Source data
+-------+
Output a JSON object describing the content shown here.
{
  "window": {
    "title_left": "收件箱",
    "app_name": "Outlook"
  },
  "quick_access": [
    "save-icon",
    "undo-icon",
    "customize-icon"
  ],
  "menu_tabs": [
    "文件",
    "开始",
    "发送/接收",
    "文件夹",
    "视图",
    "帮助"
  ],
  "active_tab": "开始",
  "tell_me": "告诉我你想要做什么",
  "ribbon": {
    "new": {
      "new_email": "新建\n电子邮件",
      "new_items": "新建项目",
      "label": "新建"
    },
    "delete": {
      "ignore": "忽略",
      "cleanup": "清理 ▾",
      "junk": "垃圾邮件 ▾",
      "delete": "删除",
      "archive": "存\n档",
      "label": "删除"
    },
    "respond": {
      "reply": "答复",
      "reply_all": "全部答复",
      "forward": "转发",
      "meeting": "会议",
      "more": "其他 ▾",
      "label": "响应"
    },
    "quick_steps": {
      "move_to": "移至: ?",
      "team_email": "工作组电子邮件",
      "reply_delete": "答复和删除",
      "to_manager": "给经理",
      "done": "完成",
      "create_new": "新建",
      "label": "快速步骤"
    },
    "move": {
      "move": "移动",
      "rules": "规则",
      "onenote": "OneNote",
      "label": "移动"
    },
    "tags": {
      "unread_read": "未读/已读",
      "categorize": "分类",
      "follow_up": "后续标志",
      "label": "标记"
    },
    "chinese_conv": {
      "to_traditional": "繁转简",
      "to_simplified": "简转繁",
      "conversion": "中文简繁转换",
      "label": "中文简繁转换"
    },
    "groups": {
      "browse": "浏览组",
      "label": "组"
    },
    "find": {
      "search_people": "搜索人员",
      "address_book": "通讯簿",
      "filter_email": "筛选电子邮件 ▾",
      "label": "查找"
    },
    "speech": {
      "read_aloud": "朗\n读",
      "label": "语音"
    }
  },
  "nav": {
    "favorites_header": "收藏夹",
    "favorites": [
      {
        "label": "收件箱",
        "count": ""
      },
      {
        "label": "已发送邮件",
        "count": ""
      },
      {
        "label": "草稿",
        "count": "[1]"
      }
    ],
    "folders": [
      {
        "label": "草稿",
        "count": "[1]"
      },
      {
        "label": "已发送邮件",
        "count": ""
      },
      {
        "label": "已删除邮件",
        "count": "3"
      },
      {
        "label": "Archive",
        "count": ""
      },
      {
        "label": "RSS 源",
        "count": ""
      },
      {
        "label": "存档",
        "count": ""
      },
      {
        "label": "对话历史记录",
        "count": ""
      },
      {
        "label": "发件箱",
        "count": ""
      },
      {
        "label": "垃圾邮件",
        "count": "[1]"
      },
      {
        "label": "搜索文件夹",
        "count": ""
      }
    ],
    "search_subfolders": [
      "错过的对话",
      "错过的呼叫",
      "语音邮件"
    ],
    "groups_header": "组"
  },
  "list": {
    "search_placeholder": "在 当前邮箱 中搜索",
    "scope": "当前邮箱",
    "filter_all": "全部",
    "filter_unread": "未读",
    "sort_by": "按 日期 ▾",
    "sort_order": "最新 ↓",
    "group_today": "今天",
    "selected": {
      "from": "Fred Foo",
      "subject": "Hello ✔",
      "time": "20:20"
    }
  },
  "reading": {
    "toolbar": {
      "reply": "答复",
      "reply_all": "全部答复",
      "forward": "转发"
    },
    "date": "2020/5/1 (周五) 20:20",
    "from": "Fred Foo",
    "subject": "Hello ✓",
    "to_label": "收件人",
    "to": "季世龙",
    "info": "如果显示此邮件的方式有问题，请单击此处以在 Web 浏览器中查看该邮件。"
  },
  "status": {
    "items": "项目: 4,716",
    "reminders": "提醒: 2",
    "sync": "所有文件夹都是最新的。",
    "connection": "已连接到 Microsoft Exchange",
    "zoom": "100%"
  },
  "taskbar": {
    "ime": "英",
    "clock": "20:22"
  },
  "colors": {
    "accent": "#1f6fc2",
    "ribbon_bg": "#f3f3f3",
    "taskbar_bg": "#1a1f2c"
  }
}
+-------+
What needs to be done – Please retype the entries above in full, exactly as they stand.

Response to this task –
Output a JSON object describing the content shown here.
{
  "window": {
    "title_left": "收件箱",
    "app_name": "Outlook"
  },
  "quick_access": [
    "save-icon",
    "undo-icon",
    "customize-icon"
  ],
  "menu_tabs": [
    "文件",
    "开始",
    "发送/接收",
    "文件夹",
    "视图",
    "帮助"
  ],
  "active_tab": "开始",
  "tell_me": "告诉我你想要做什么",
  "ribbon": {
    "new": {
      "new_email": "新建\n电子邮件",
      "new_items": "新建项目",
      "label": "新建"
    },
    "delete": {
      "ignore": "忽略",
      "cleanup": "清理 ▾",
      "junk": "垃圾邮件 ▾",
      "delete": "删除",
      "archive": "存\n档",
      "label": "删除"
    },
    "respond": {
      "reply": "答复",
      "reply_all": "全部答复",
      "forward": "转发",
      "meeting": "会议",
      "more": "其他 ▾",
      "label": "响应"
    },
    "quick_steps": {
      "move_to": "移至: ?",
      "team_email": "工作组电子邮件",
      "reply_delete": "答复和删除",
      "to_manager": "给经理",
      "done": "完成",
      "create_new": "新建",
      "label": "快速步骤"
    },
    "move": {
      "move": "移动",
      "rules": "规则",
      "onenote": "OneNote",
      "label": "移动"
    },
    "tags": {
      "unread_read": "未读/已读",
      "categorize": "分类",
      "follow_up": "后续标志",
      "label": "标记"
    },
    "chinese_conv": {
      "to_traditional": "繁转简",
      "to_simplified": "简转繁",
      "conversion": "中文简繁转换",
      "label": "中文简繁转换"
    },
    "groups": {
      "browse": "浏览组",
      "label": "组"
    },
    "find": {
      "search_people": "搜索人员",
      "address_book": "通讯簿",
      "filter_email": "筛选电子邮件 ▾",
      "label": "查找"
    },
    "speech": {
      "read_aloud": "朗\n读",
      "label": "语音"
    }
  },
  "nav": {
    "favorites_header": "收藏夹",
    "favorites": [
      {
        "label": "收件箱",
        "count": ""
      },
      {
        "label": "已发送邮件",
        "count": ""
      },
      {
        "label": "草稿",
        "count": "[1]"
      }
    ],
    "folders": [
      {
        "label": "草稿",
        "count": "[1]"
      },
      {
        "label": "已发送邮件",
        "count": ""
      },
      {
        "label": "已删除邮件",
        "count": "3"
      },
      {
        "label": "Archive",
        "count": ""
      },
      {
        "label": "RSS 源",
        "count": ""
      },
      {
        "label": "存档",
        "count": ""
      },
      {
        "label": "对话历史记录",
        "count": ""
      },
      {
        "label": "发件箱",
        "count": ""
      },
      {
        "label": "垃圾邮件",
        "count": "[1]"
      },
      {
        "label": "搜索文件夹",
        "count": ""
      }
    ],
    "search_subfolders": [
      "错过的对话",
      "错过的呼叫",
      "语音邮件"
    ],
    "groups_header": "组"
  },
  "list": {
    "search_placeholder": "在 当前邮箱 中搜索",
    "scope": "当前邮箱",
    "filter_all": "全部",
    "filter_unread": "未读",
    "sort_by": "按 日期 ▾",
    "sort_order": "最新 ↓",
    "group_today": "今天",
    "selected": {
      "from": "Fred Foo",
      "subject": "Hello ✔",
      "time": "20:20"
    }
  },
  "reading": {
    "toolbar": {
      "reply": "答复",
      "reply_all": "全部答复",
      "forward": "转发"
    },
    "date": "2020/5/1 (周五) 20:20",
    "from": "Fred Foo",
    "subject": "Hello ✓",
    "to_label": "收件人",
    "to": "季世龙",
    "info": "如果显示此邮件的方式有问题，请单击此处以在 Web 浏览器中查看该邮件。"
  },
  "status": {
    "items": "项目: 4,716",
    "reminders": "提醒: 2",
    "sync": "所有文件夹都是最新的。",
    "connection": "已连接到 Microsoft Exchange",
    "zoom": "100%"
  },
  "taskbar": {
    "ime": "英",
    "clock": "20:22"
  },
  "colors": {
    "accent": "#1f6fc2",
    "ribbon_bg": "#f3f3f3",
    "taskbar_bg": "#1a1f2c"
  }
}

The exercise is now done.